## [Work instruction]
Copy every line from the records below that carries the word "icons".

## [Data records]

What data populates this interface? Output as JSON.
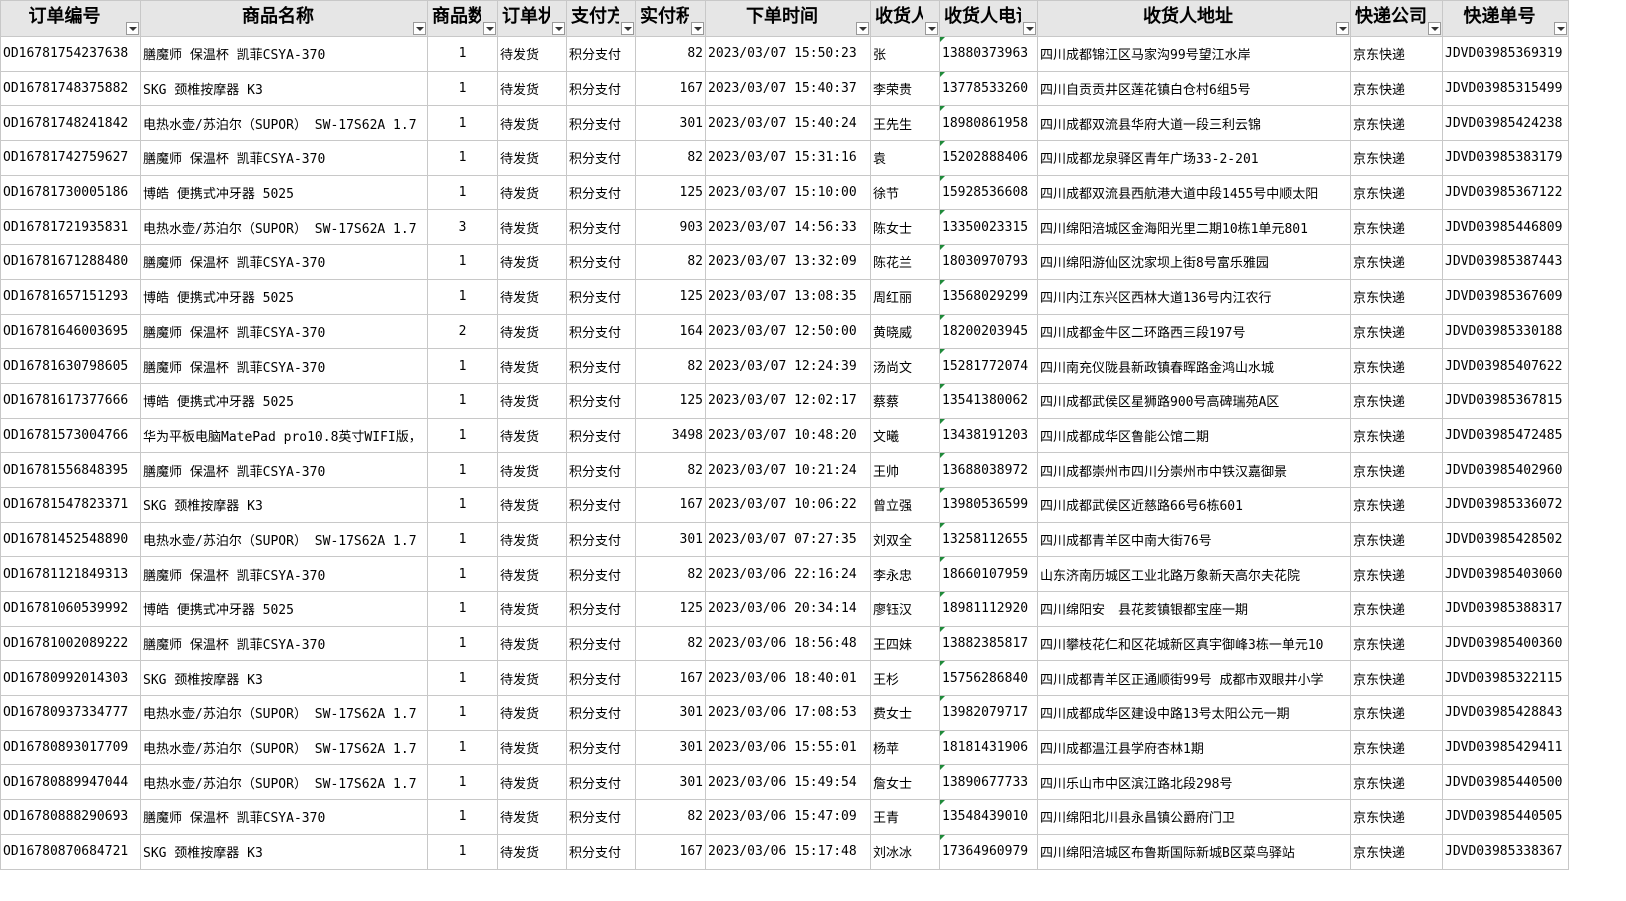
{
  "columns": [
    {
      "label": "订单编号",
      "align": "left"
    },
    {
      "label": "商品名称",
      "align": "left"
    },
    {
      "label": "商品数量",
      "align": "center"
    },
    {
      "label": "订单状态",
      "align": "left"
    },
    {
      "label": "支付方式",
      "align": "left"
    },
    {
      "label": "实付积分",
      "align": "right"
    },
    {
      "label": "下单时间",
      "align": "left"
    },
    {
      "label": "收货人",
      "align": "left"
    },
    {
      "label": "收货人电话",
      "align": "left"
    },
    {
      "label": "收货人地址",
      "align": "left"
    },
    {
      "label": "快递公司",
      "align": "left"
    },
    {
      "label": "快递单号",
      "align": "left"
    }
  ],
  "rows": [
    [
      "OD16781754237638",
      "膳魔师 保温杯 凯菲CSYA-370",
      "1",
      "待发货",
      "积分支付",
      "82",
      "2023/03/07 15:50:23",
      "张",
      "13880373963",
      "四川成都锦江区马家沟99号望江水岸",
      "京东快递",
      "JDVD03985369319"
    ],
    [
      "OD16781748375882",
      "SKG 颈椎按摩器 K3",
      "1",
      "待发货",
      "积分支付",
      "167",
      "2023/03/07 15:40:37",
      "李荣贵",
      "13778533260",
      "四川自贡贡井区莲花镇白仓村6组5号",
      "京东快递",
      "JDVD03985315499"
    ],
    [
      "OD16781748241842",
      "电热水壶/苏泊尔（SUPOR） SW-17S62A 1.7",
      "1",
      "待发货",
      "积分支付",
      "301",
      "2023/03/07 15:40:24",
      "王先生",
      "18980861958",
      "四川成都双流县华府大道一段三利云锦",
      "京东快递",
      "JDVD03985424238"
    ],
    [
      "OD16781742759627",
      "膳魔师 保温杯 凯菲CSYA-370",
      "1",
      "待发货",
      "积分支付",
      "82",
      "2023/03/07 15:31:16",
      "袁",
      "15202888406",
      "四川成都龙泉驿区青年广场33-2-201",
      "京东快递",
      "JDVD03985383179"
    ],
    [
      "OD16781730005186",
      "博皓 便携式冲牙器 5025",
      "1",
      "待发货",
      "积分支付",
      "125",
      "2023/03/07 15:10:00",
      "徐节",
      "15928536608",
      "四川成都双流县西航港大道中段1455号中顺太阳",
      "京东快递",
      "JDVD03985367122"
    ],
    [
      "OD16781721935831",
      "电热水壶/苏泊尔（SUPOR） SW-17S62A 1.7",
      "3",
      "待发货",
      "积分支付",
      "903",
      "2023/03/07 14:56:33",
      "陈女士",
      "13350023315",
      "四川绵阳涪城区金海阳光里二期10栋1单元801",
      "京东快递",
      "JDVD03985446809"
    ],
    [
      "OD16781671288480",
      "膳魔师 保温杯 凯菲CSYA-370",
      "1",
      "待发货",
      "积分支付",
      "82",
      "2023/03/07 13:32:09",
      "陈花兰",
      "18030970793",
      "四川绵阳游仙区沈家坝上街8号富乐雅园",
      "京东快递",
      "JDVD03985387443"
    ],
    [
      "OD16781657151293",
      "博皓 便携式冲牙器 5025",
      "1",
      "待发货",
      "积分支付",
      "125",
      "2023/03/07 13:08:35",
      "周红丽",
      "13568029299",
      "四川内江东兴区西林大道136号内江农行",
      "京东快递",
      "JDVD03985367609"
    ],
    [
      "OD16781646003695",
      "膳魔师 保温杯 凯菲CSYA-370",
      "2",
      "待发货",
      "积分支付",
      "164",
      "2023/03/07 12:50:00",
      "黄晓威",
      "18200203945",
      "四川成都金牛区二环路西三段197号",
      "京东快递",
      "JDVD03985330188"
    ],
    [
      "OD16781630798605",
      "膳魔师 保温杯 凯菲CSYA-370",
      "1",
      "待发货",
      "积分支付",
      "82",
      "2023/03/07 12:24:39",
      "汤尚文",
      "15281772074",
      "四川南充仪陇县新政镇春晖路金鸿山水城",
      "京东快递",
      "JDVD03985407622"
    ],
    [
      "OD16781617377666",
      "博皓 便携式冲牙器 5025",
      "1",
      "待发货",
      "积分支付",
      "125",
      "2023/03/07 12:02:17",
      "蔡蔡",
      "13541380062",
      "四川成都武侯区星狮路900号高碑瑞苑A区",
      "京东快递",
      "JDVD03985367815"
    ],
    [
      "OD16781573004766",
      "华为平板电脑MatePad pro10.8英寸WIFI版，",
      "1",
      "待发货",
      "积分支付",
      "3498",
      "2023/03/07 10:48:20",
      "文曦",
      "13438191203",
      "四川成都成华区鲁能公馆二期",
      "京东快递",
      "JDVD03985472485"
    ],
    [
      "OD16781556848395",
      "膳魔师 保温杯 凯菲CSYA-370",
      "1",
      "待发货",
      "积分支付",
      "82",
      "2023/03/07 10:21:24",
      "王帅",
      "13688038972",
      "四川成都崇州市四川分崇州市中铁汉嘉御景",
      "京东快递",
      "JDVD03985402960"
    ],
    [
      "OD16781547823371",
      "SKG 颈椎按摩器 K3",
      "1",
      "待发货",
      "积分支付",
      "167",
      "2023/03/07 10:06:22",
      "曾立强",
      "13980536599",
      "四川成都武侯区近慈路66号6栋601",
      "京东快递",
      "JDVD03985336072"
    ],
    [
      "OD16781452548890",
      "电热水壶/苏泊尔（SUPOR） SW-17S62A 1.7",
      "1",
      "待发货",
      "积分支付",
      "301",
      "2023/03/07 07:27:35",
      "刘双全",
      "13258112655",
      "四川成都青羊区中南大街76号",
      "京东快递",
      "JDVD03985428502"
    ],
    [
      "OD16781121849313",
      "膳魔师 保温杯 凯菲CSYA-370",
      "1",
      "待发货",
      "积分支付",
      "82",
      "2023/03/06 22:16:24",
      "李永忠",
      "18660107959",
      "山东济南历城区工业北路万象新天高尔夫花院",
      "京东快递",
      "JDVD03985403060"
    ],
    [
      "OD16781060539992",
      "博皓 便携式冲牙器 5025",
      "1",
      "待发货",
      "积分支付",
      "125",
      "2023/03/06 20:34:14",
      "廖钰汉",
      "18981112920",
      "四川绵阳安　县花荄镇银都宝座一期",
      "京东快递",
      "JDVD03985388317"
    ],
    [
      "OD16781002089222",
      "膳魔师 保温杯 凯菲CSYA-370",
      "1",
      "待发货",
      "积分支付",
      "82",
      "2023/03/06 18:56:48",
      "王四妹",
      "13882385817",
      "四川攀枝花仁和区花城新区真宇御峰3栋一单元10",
      "京东快递",
      "JDVD03985400360"
    ],
    [
      "OD16780992014303",
      "SKG 颈椎按摩器 K3",
      "1",
      "待发货",
      "积分支付",
      "167",
      "2023/03/06 18:40:01",
      "王杉",
      "15756286840",
      "四川成都青羊区正通顺街99号 成都市双眼井小学",
      "京东快递",
      "JDVD03985322115"
    ],
    [
      "OD16780937334777",
      "电热水壶/苏泊尔（SUPOR） SW-17S62A 1.7",
      "1",
      "待发货",
      "积分支付",
      "301",
      "2023/03/06 17:08:53",
      "费女士",
      "13982079717",
      "四川成都成华区建设中路13号太阳公元一期",
      "京东快递",
      "JDVD03985428843"
    ],
    [
      "OD16780893017709",
      "电热水壶/苏泊尔（SUPOR） SW-17S62A 1.7",
      "1",
      "待发货",
      "积分支付",
      "301",
      "2023/03/06 15:55:01",
      "杨苹",
      "18181431906",
      "四川成都温江县学府杏林1期",
      "京东快递",
      "JDVD03985429411"
    ],
    [
      "OD16780889947044",
      "电热水壶/苏泊尔（SUPOR） SW-17S62A 1.7",
      "1",
      "待发货",
      "积分支付",
      "301",
      "2023/03/06 15:49:54",
      "詹女士",
      "13890677733",
      "四川乐山市中区滨江路北段298号",
      "京东快递",
      "JDVD03985440500"
    ],
    [
      "OD16780888290693",
      "膳魔师 保温杯 凯菲CSYA-370",
      "1",
      "待发货",
      "积分支付",
      "82",
      "2023/03/06 15:47:09",
      "王青",
      "13548439010",
      "四川绵阳北川县永昌镇公爵府门卫",
      "京东快递",
      "JDVD03985440505"
    ],
    [
      "OD16780870684721",
      "SKG 颈椎按摩器 K3",
      "1",
      "待发货",
      "积分支付",
      "167",
      "2023/03/06 15:17:48",
      "刘冰冰",
      "17364960979",
      "四川绵阳涪城区布鲁斯国际新城B区菜鸟驿站",
      "京东快递",
      "JDVD03985338367"
    ]
  ],
  "colors": {
    "header_bg": "#e6e6e6",
    "grid": "#c8c8c8",
    "comment_marker": "#1f8a3a"
  }
}
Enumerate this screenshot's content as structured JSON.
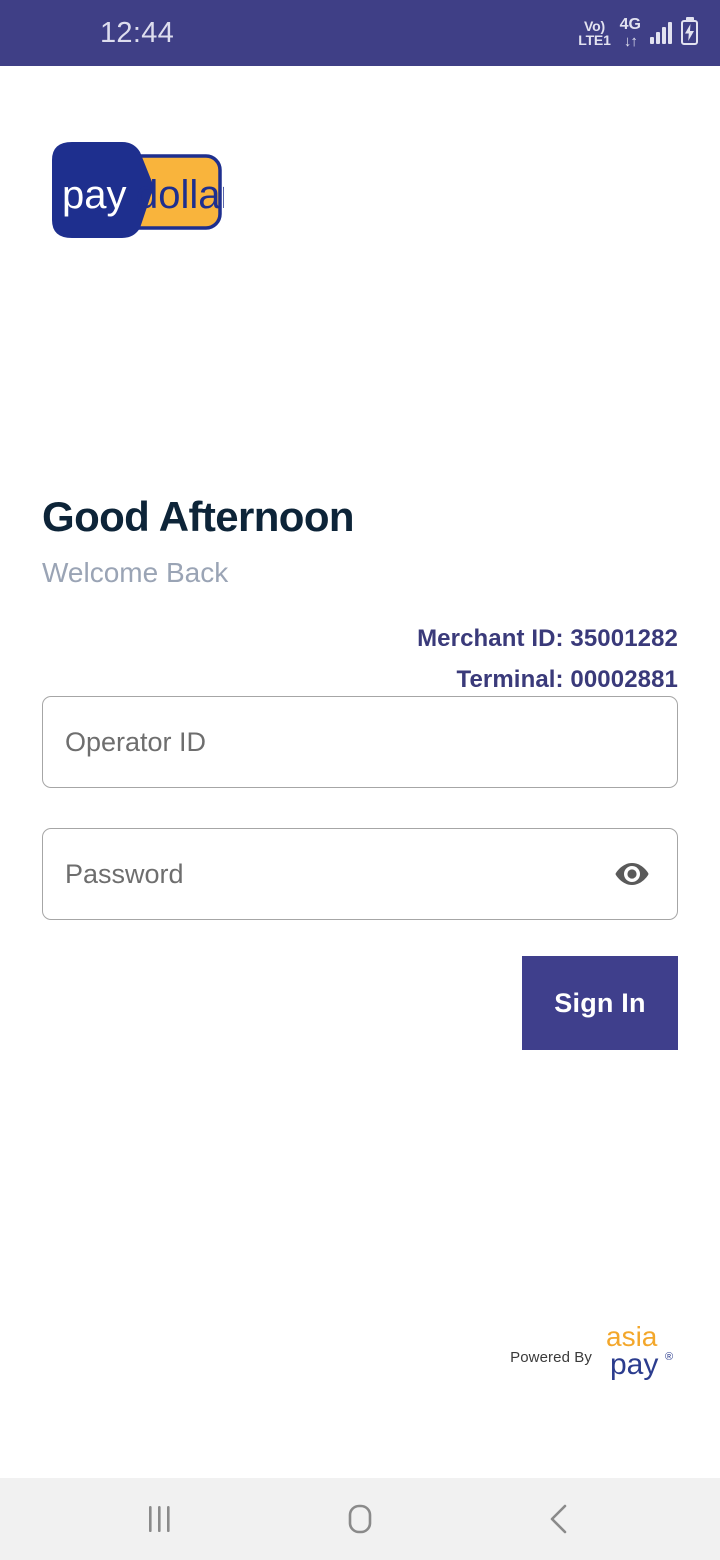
{
  "status_bar": {
    "time": "12:44",
    "volte_top": "Vo)",
    "volte_bottom": "LTE1",
    "network_type": "4G",
    "data_arrows": "↓↑",
    "signal_icon": "signal-bars-icon",
    "battery_icon": "battery-charging-icon",
    "background_color": "#3F3F86",
    "text_color": "#DDDDEE"
  },
  "brand": {
    "logo_name": "paydollar-logo",
    "part_one": "pay",
    "part_two": "dollar",
    "blue_color": "#1E2F8E",
    "amber_color": "#F9B43C"
  },
  "greeting": {
    "title": "Good Afternoon",
    "subtitle": "Welcome Back",
    "title_color": "#0D2438",
    "subtitle_color": "#9AA4B5"
  },
  "merchant": {
    "merchant_line": "Merchant ID: 35001282",
    "terminal_line": "Terminal: 00002881",
    "text_color": "#3A3A7A"
  },
  "form": {
    "operator_id": {
      "placeholder": "Operator ID",
      "value": ""
    },
    "password": {
      "placeholder": "Password",
      "value": "",
      "toggle_icon": "eye-visibility-icon"
    },
    "sign_in_label": "Sign In",
    "sign_in_color": "#3F3F8C"
  },
  "footer": {
    "powered_by": "Powered By",
    "brand_top": "asia",
    "brand_bottom": "pay",
    "registered_mark": "®",
    "asia_color": "#F3A72B",
    "pay_color": "#2B3C8E"
  },
  "nav_bar": {
    "recents_icon": "recents-icon",
    "home_icon": "home-icon",
    "back_icon": "back-chevron-icon",
    "background_color": "#F1F1F1",
    "icon_color": "#8A8A8A"
  }
}
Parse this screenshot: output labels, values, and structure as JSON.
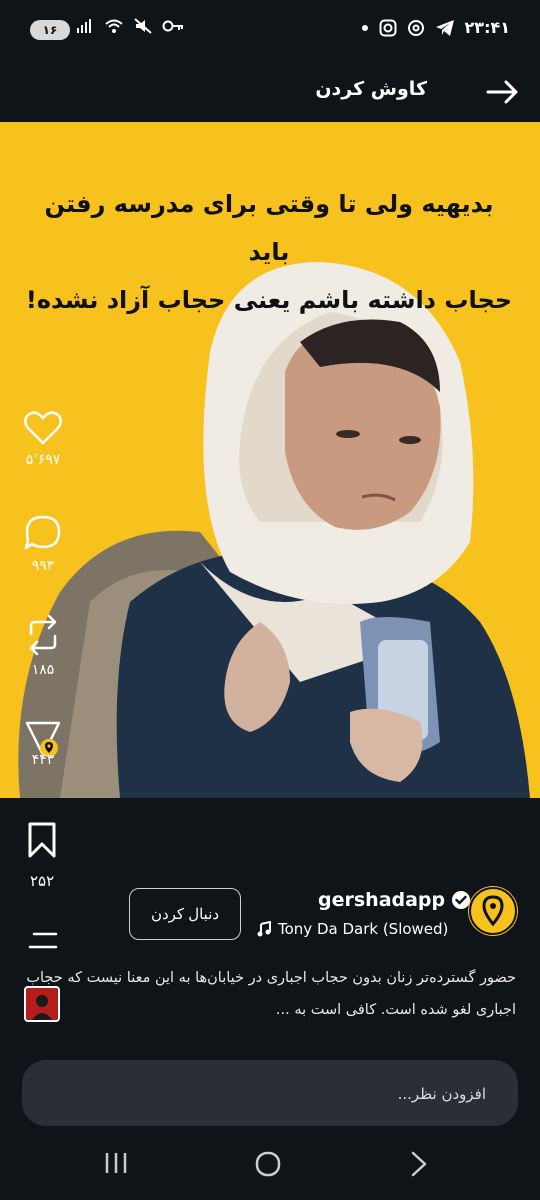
{
  "status_bar": {
    "battery": "۱۶",
    "time": "۲۳:۴۱"
  },
  "header": {
    "title": "کاوش کردن"
  },
  "post": {
    "headline_line1": "بدیهیه ولی تا وقتی برای مدرسه رفتن باید",
    "headline_line2": "حجاب داشته باشم یعنی حجاب آزاد نشده!",
    "likes": "۵٬۶۹۷",
    "comments": "۹۹۳",
    "reposts": "۱۸۵",
    "shares": "۴۴۳",
    "bookmarks": "۲۵۲",
    "username": "gershadapp",
    "follow_label": "دنبال کردن",
    "song": "Tony Da  Dark (Slowed)",
    "caption": "حضور گسترده‌تر زنان بدون حجاب اجباری در خیابان‌ها به این معنا نیست که حجاب اجباری لغو شده است. کافی است به ..."
  },
  "comment_box": {
    "placeholder": "افزودن نظر..."
  },
  "colors": {
    "background": "#0f1419",
    "accent_yellow": "#f7c21e"
  }
}
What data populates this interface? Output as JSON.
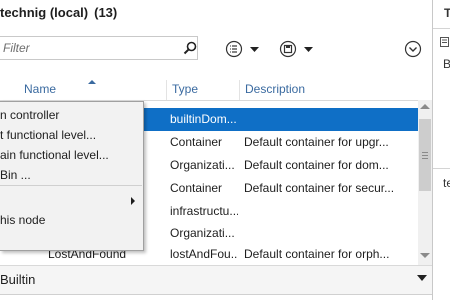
{
  "header": {
    "title": "technig (local)",
    "count": "(13)"
  },
  "filter": {
    "placeholder": "Filter"
  },
  "columns": {
    "name": "Name",
    "type": "Type",
    "description": "Description"
  },
  "rows": [
    {
      "name": "",
      "type": "builtinDom...",
      "description": ""
    },
    {
      "name": "",
      "type": "Container",
      "description": "Default container for upgr..."
    },
    {
      "name": "",
      "type": "Organizati...",
      "description": "Default container for dom..."
    },
    {
      "name": "",
      "type": "Container",
      "description": "Default container for secur..."
    },
    {
      "name": "",
      "type": "infrastructu...",
      "description": ""
    },
    {
      "name": "",
      "type": "Organizati...",
      "description": ""
    },
    {
      "name": "LostAndFound",
      "type": "lostAndFou...",
      "description": "Default container for orph..."
    }
  ],
  "context_menu": {
    "items": [
      {
        "label": "n controller"
      },
      {
        "label": "t functional level..."
      },
      {
        "label": "ain functional level..."
      },
      {
        "label": " Bin ..."
      },
      {
        "label": ""
      },
      {
        "label": "his node"
      }
    ]
  },
  "section": {
    "label": "Builtin"
  },
  "right_panel": {
    "title": "T",
    "label_b": "B",
    "label_te": "te"
  },
  "colors": {
    "selection": "#0f6fc6",
    "header_link": "#3a6aa0"
  },
  "icons": {
    "search": "search-icon",
    "list": "list-options-icon",
    "save": "save-icon",
    "expand": "expand-icon",
    "chevron": "chevron-down-icon"
  }
}
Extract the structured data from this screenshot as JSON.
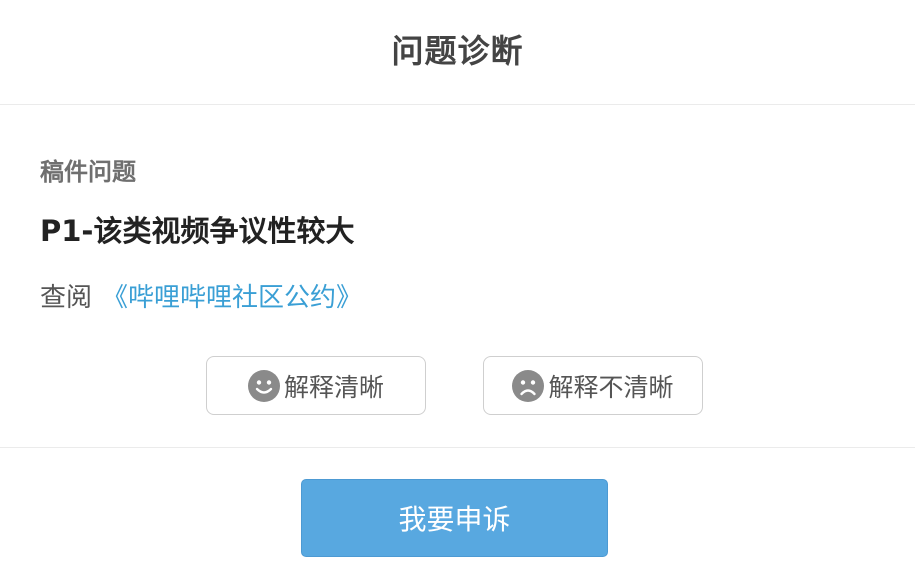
{
  "header": {
    "title": "问题诊断"
  },
  "content": {
    "section_label": "稿件问题",
    "problem_title": "P1-该类视频争议性较大",
    "refer_prefix": "查阅",
    "refer_link": "《哔哩哔哩社区公约》"
  },
  "feedback": {
    "clear_label": "解释清晰",
    "unclear_label": "解释不清晰",
    "clear_icon": "smile-icon",
    "unclear_icon": "frown-icon"
  },
  "footer": {
    "appeal_label": "我要申诉"
  },
  "colors": {
    "link": "#3a9fd5",
    "primary_button": "#58a8e0",
    "icon_gray": "#8a8a8a"
  }
}
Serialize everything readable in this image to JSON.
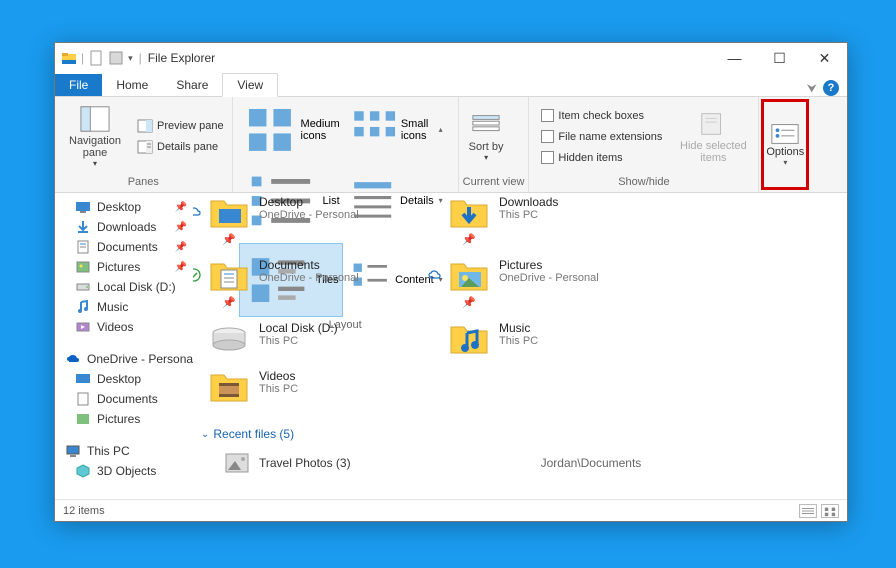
{
  "window": {
    "title": "File Explorer",
    "controls": {
      "min": "—",
      "max": "☐",
      "close": "✕"
    }
  },
  "tabs": {
    "file": "File",
    "home": "Home",
    "share": "Share",
    "view": "View"
  },
  "ribbon": {
    "panes": {
      "label": "Panes",
      "navigation": "Navigation pane",
      "preview": "Preview pane",
      "details": "Details pane"
    },
    "layout": {
      "label": "Layout",
      "medium": "Medium icons",
      "small": "Small icons",
      "list": "List",
      "details": "Details",
      "tiles": "Tiles",
      "content": "Content"
    },
    "current_view": {
      "label": "Current view",
      "sort": "Sort by"
    },
    "show_hide": {
      "label": "Show/hide",
      "item_check": "Item check boxes",
      "file_ext": "File name extensions",
      "hidden": "Hidden items",
      "hide_selected": "Hide selected items"
    },
    "options": "Options"
  },
  "nav": {
    "desktop": "Desktop",
    "downloads": "Downloads",
    "documents": "Documents",
    "pictures": "Pictures",
    "local_disk": "Local Disk (D:)",
    "music": "Music",
    "videos": "Videos",
    "onedrive": "OneDrive - Personal",
    "od_desktop": "Desktop",
    "od_documents": "Documents",
    "od_pictures": "Pictures",
    "this_pc": "This PC",
    "3d_objects": "3D Objects"
  },
  "tiles": [
    {
      "name": "Desktop",
      "sub": "OneDrive - Personal",
      "pinned": true,
      "icon": "desktop",
      "side": "cloud"
    },
    {
      "name": "Downloads",
      "sub": "This PC",
      "pinned": true,
      "icon": "downloads",
      "side": ""
    },
    {
      "name": "Documents",
      "sub": "OneDrive - Personal",
      "pinned": true,
      "icon": "documents",
      "side": "check"
    },
    {
      "name": "Pictures",
      "sub": "OneDrive - Personal",
      "pinned": true,
      "icon": "pictures",
      "side": "cloud"
    },
    {
      "name": "Local Disk (D:)",
      "sub": "This PC",
      "pinned": false,
      "icon": "disk",
      "side": ""
    },
    {
      "name": "Music",
      "sub": "This PC",
      "pinned": false,
      "icon": "music",
      "side": ""
    },
    {
      "name": "Videos",
      "sub": "This PC",
      "pinned": false,
      "icon": "videos",
      "side": ""
    }
  ],
  "recent": {
    "header": "Recent files (5)",
    "items": [
      {
        "name": "Travel Photos (3)",
        "location": "Jordan\\Documents"
      }
    ]
  },
  "status": {
    "count": "12 items"
  }
}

## [Completed task]
  "icons": {
      "medium": "Medium icons",
      "small": "Small icons",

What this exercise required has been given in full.